Recently, I attended a three-day conference at the Salk Institute, organized by The Science Net¬work. The conference was titled, Beyond Belief: Science, Religion, Reason, and Survival and was conducted as a town-hall meeting before an audience of invited guests. Speakers included Steven Weinberg, Harold Kroto, Richard Dawkins, and many other scientists and philosophers who have been, and remain, energetic opponents of religious unreason. And then there were other esteemed participants and audience members who proved themselves to be eager purveyors of American-style religious bewilderment.
It was a room full of bright, scientifically literate people—molecular biologists, anthropologists, physicists, engineers—and yet, three days were insufficient to force agreement on whether or not there is any conflict between religion and science. While at Salk, I witnessed scientists giving voice to some of the most unctuous religious apologies I have ever heard. It is one thing to be told that the pope is a great champion of reason and that his opposition to embryonic stem cell research has nothing to do with religious dogmatism; it is quite another to be told this by a Stanford physician who sits on the President’s Council on Bioethics. Over the course of the meeting, I had the pleasure of hearing that Hitler, Stalin, and Mao were examples of secularism run amok, that the doctrines of martyrdom and jihad have nothing whatsoever to do with Muslim terrorism, that people can never be argued out of their beliefs because we live in an irrational world, that science has made no important contributions to our ethical lives, and that it is not the job of scientists “to take away people’s hope”—all from atheist scientists, happily trading in the most abject and paralyzing shibboleths of academic political correctness. There were several moments during our panel discussions that brought to mind the final scene of Invasion of the Body Snatchers—people who looked like scientists, had published as scientists, and would soon be returning to their labs nevertheless gave voice to the alien hiss of religious lunacy at the slightest prodding. In case anyone thought that the front lines in our culture wars could be found at the entrance to a megachurch, I am here to report that we still have considerable work to do in a nearby trench.

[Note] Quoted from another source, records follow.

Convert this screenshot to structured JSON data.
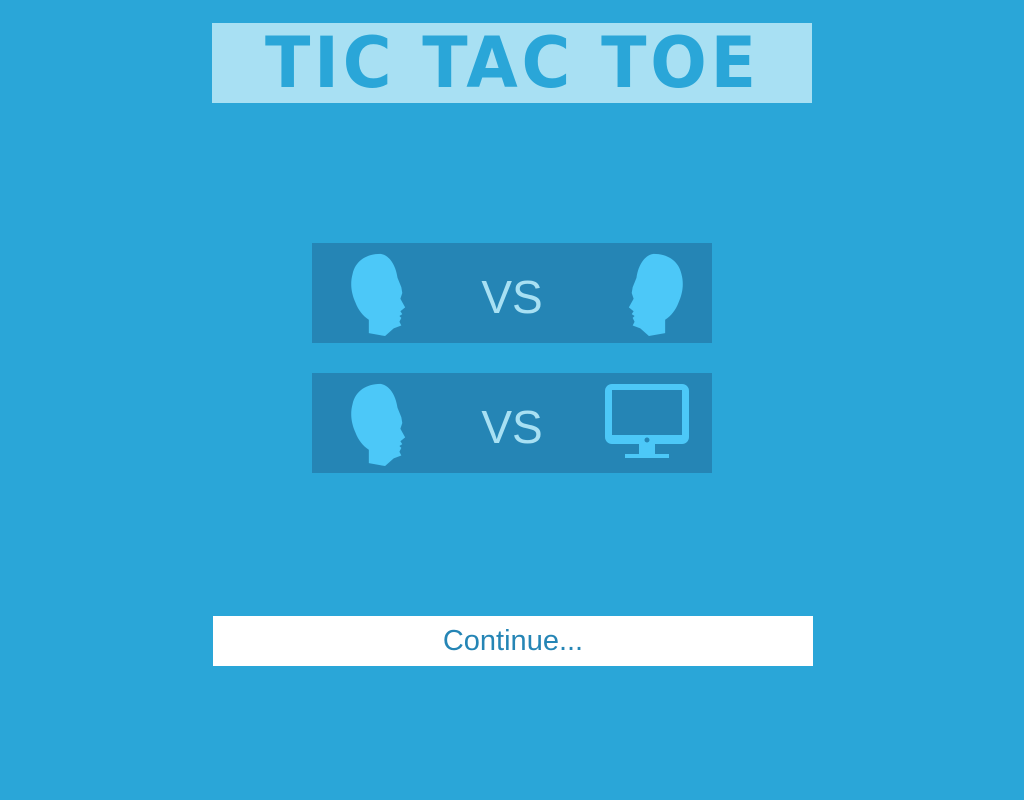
{
  "title": "TIC TAC TOE",
  "menu": {
    "modes": [
      {
        "left_icon": "human-head-icon",
        "vs_label": "VS",
        "right_icon": "human-head-icon"
      },
      {
        "left_icon": "human-head-icon",
        "vs_label": "VS",
        "right_icon": "computer-monitor-icon"
      }
    ],
    "continue_label": "Continue..."
  },
  "colors": {
    "background": "#2aa6d8",
    "title_banner": "#a8e0f3",
    "mode_button": "#2585b5",
    "icon": "#4cc8f8",
    "vs_text": "#a8e0f3",
    "continue_bg": "#ffffff",
    "continue_text": "#2585b5"
  }
}
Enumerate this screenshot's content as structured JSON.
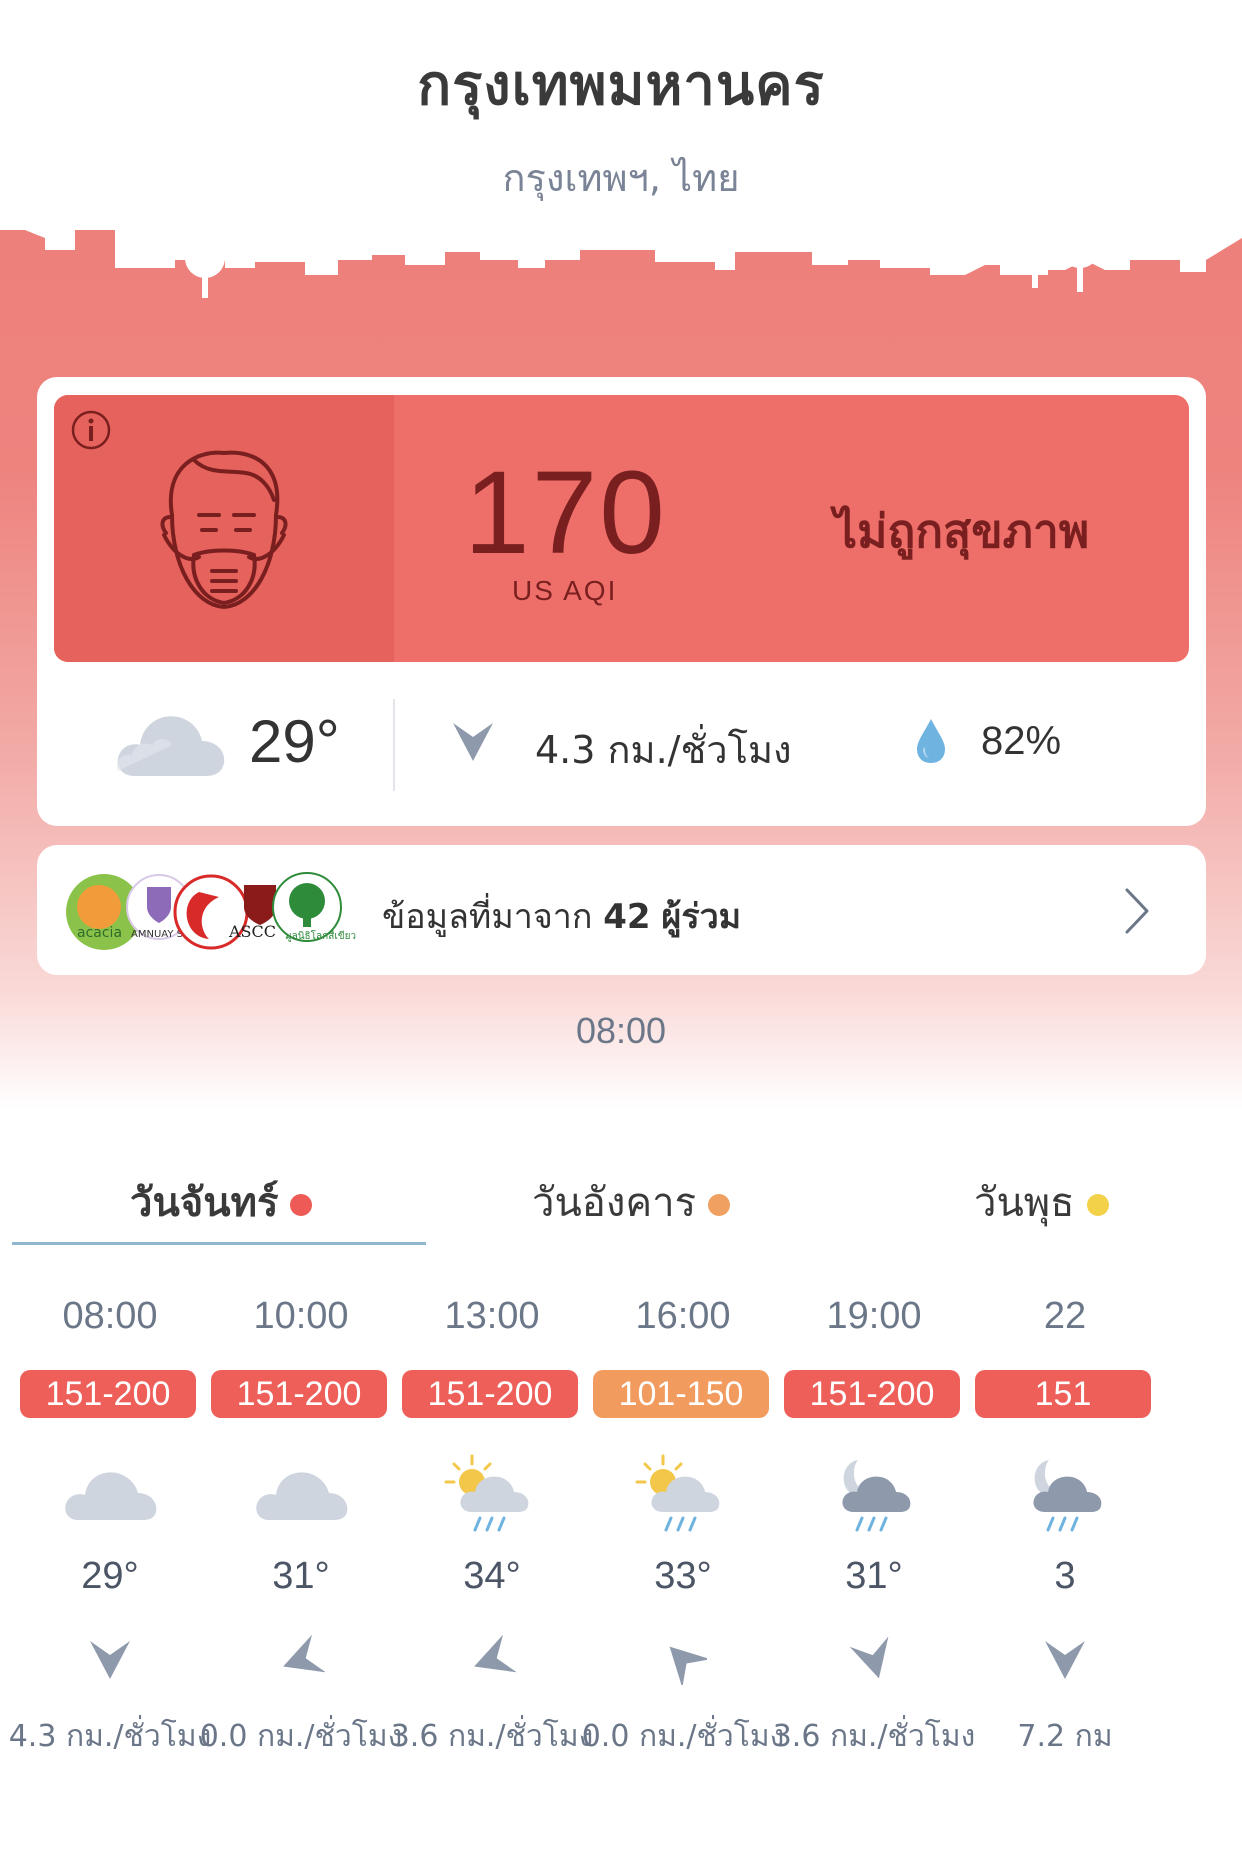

For all the frustration I felt at this meeting, it seemed like the perfect forum in which to resolve the centuries-old collision between reason and faith. If reputable scientists cannot be made to agree that there are important intellectual and moral differences between knowing something and pretending to know it, we are doomed. Happily, the meeting at Salk will be convened again next fall. Perhaps then it will be possible to rule out the Virgin Birth of Jesus as a valid scientific hypothesis.
While I heard many silly retorts to atheism at this conference, here is a list of those most in need of deflation by freethinkers:
I invite readers of FREE INQUIRY to provide short answers to any or all of these fantasies. The winning responses will be published in a future issue of the magazine. Winners in each category will be sent signed copies of both of my books and a cash prize of $100. Each response must be two hundred words or less (longer responses will be disqualified). Correspondence should be sent to: Free Inquiry Contest, P.O. Box 664, Am¬herst, NY 14226-0664.
Sam Harris is the author of The New York Times bestsellers, The End of Faith and Letter to a Christian Nation.